She was always strong. The only indication I ever had of how she must have felt in those post-war years was when she’d take me to the movies. If Movietone News came on with the war in New Guinea, she’d grab me by the arm and rush out of the theatre.
In an era when little boys were to be seen and not heard, she told me nothing about her life, how she felt, how she coped. I didn’t know about her diary until after she died. Never a personal story, no indication of feelings or heartache. It was a different time. You didn’t talk to children about such things.
Or elaborate upon your repeated diary entry “still no word,”
I believe she didn’t know whether my grandfather had been captured or killed until late 1944 (nearly 3 years!). It was only then that his internment in 1941 was confirmed.
She did receive word from the government some time after the war. But the word was incorrect. It told her my grandfather was on a Japanese p.o.w. ship (not the Montevideo Maru) that was sunk by Allied forces, no survivors. This was an attempted Japanese cover-up to avoid possible war crimes trials. He was not lost at sea.

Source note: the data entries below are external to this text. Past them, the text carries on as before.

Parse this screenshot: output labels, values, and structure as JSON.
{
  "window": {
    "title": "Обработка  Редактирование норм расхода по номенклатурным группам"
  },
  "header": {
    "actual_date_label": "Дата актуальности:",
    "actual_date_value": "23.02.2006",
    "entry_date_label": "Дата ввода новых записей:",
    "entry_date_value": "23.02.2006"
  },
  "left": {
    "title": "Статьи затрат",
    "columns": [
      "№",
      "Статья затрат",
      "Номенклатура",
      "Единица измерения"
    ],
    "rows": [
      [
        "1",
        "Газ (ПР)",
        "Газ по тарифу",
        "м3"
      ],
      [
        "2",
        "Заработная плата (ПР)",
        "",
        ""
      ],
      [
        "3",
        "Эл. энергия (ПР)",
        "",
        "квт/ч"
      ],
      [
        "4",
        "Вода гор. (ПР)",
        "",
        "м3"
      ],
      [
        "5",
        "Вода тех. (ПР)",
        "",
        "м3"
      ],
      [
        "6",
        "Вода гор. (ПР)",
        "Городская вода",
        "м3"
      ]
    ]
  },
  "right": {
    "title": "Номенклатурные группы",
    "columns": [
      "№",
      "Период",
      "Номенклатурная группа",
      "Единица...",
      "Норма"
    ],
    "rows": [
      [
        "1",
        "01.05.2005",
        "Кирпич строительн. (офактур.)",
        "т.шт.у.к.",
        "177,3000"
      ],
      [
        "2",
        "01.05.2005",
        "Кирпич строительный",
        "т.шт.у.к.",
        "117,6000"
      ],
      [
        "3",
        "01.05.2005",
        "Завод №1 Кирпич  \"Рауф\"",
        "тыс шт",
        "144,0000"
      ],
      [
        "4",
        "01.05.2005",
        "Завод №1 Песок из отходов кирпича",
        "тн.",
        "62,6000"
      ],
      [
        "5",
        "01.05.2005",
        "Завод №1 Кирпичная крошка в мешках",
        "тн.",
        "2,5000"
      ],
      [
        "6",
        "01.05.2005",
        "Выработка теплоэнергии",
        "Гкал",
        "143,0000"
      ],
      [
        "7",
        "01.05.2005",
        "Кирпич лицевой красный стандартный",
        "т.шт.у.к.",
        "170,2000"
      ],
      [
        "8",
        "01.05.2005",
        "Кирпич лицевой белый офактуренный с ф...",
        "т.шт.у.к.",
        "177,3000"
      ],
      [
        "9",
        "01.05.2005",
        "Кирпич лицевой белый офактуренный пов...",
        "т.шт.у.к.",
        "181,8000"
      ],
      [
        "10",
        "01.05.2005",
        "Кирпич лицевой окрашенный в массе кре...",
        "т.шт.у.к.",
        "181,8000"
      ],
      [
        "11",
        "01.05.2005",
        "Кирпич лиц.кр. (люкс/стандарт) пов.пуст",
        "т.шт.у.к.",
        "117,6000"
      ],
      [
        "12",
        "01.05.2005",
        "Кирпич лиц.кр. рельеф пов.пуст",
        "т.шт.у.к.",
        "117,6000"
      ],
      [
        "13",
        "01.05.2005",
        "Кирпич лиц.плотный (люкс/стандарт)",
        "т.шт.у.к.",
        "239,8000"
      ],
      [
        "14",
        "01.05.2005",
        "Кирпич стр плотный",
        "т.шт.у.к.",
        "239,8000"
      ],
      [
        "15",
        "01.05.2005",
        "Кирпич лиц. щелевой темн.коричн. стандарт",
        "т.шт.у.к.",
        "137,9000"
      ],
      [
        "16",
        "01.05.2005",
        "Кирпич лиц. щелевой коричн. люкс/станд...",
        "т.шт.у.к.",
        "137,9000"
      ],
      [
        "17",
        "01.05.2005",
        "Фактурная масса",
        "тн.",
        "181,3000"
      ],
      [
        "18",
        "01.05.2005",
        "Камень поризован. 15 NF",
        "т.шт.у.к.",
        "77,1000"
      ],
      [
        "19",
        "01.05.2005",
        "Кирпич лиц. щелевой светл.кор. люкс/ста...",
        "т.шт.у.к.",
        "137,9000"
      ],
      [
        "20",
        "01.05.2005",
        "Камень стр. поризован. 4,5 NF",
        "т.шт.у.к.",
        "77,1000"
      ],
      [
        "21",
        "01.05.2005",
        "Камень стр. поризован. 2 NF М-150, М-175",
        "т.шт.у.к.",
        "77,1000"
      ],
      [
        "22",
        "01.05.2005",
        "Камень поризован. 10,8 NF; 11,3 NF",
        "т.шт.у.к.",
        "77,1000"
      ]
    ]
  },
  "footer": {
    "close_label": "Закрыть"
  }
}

That incorrect word from the government was a lot better than reality.
I’m glad that she didn’t know that her husband, her life partner, father of her four children, was one of the victims of “…the 1944 murder by Japanese sailors of a large group of Australian male civilians and German Catholic priests at Kavieng…” (from ‘The Kavieng Massacre, A War Crime Revealed” by Raden Dunbar, an excellent book, meticulously researched).
Chapter 13, “The Vision of Hell,” details the executions, the Japanese involved, the names of the victims. I quote “W.O. Muraoka had prepared a noose of a thin cord taken from Japanese kitbags, this was placed carefully over the head of the unsuspecting and blindfolded prisoner so as not to alarm him.”
Execution details follow, which I won’t quote here. Too disturbing.
Dunbar’s book continues “For three long hours the sequence was repeated again and again… However, the plan to kill silently and secretly was proving to be time consuming and untidy… At some later point when the slowness of proceedings began to frustrate the now impatient Suzuki, faster methods of killing… were resorted to…” End of quote – even more disturbing.
The book describes how the bodies were taken by barge, attached to cables and concrete, were “dropped overboard in the deep black waters of Eikstedt Passage in the middle of a triangle formed by Nago, Edmago and Usien islands..”
The prisoners had been told to pack their belongings for their transfer to Rabaul. This was a lie, a cover-up.
Dunbar again “Planters, ex-diggers and priests – all had died utterly alone in horrible circumstances, with just a few wild and awful moments to comprehend what was happening to them. The story of their survival in the internment camps, their sudden and violent deaths, and the location of their watery gravesite would remain unknown to their families and wives and children for a very long time to come.”
I’m so glad my grandmother never learned the real story. She died before the truth became known.
She did learn that Don’s name was on the Montevideo Maru manifest.
Although Les and Bertha went back to New Guinea until 1951, and Stan and Peggy lived half way down Queensland, leaving my grandmother in Cairns, she drew great support from them.
In all the time I knew her, she never slipped, never weakened, was always there to support me and my mother. A wonderfully strong woman. On the outside, she hid all the fears and worries she must have felt. Now I wonder how she must have felt inside, how she coped so well.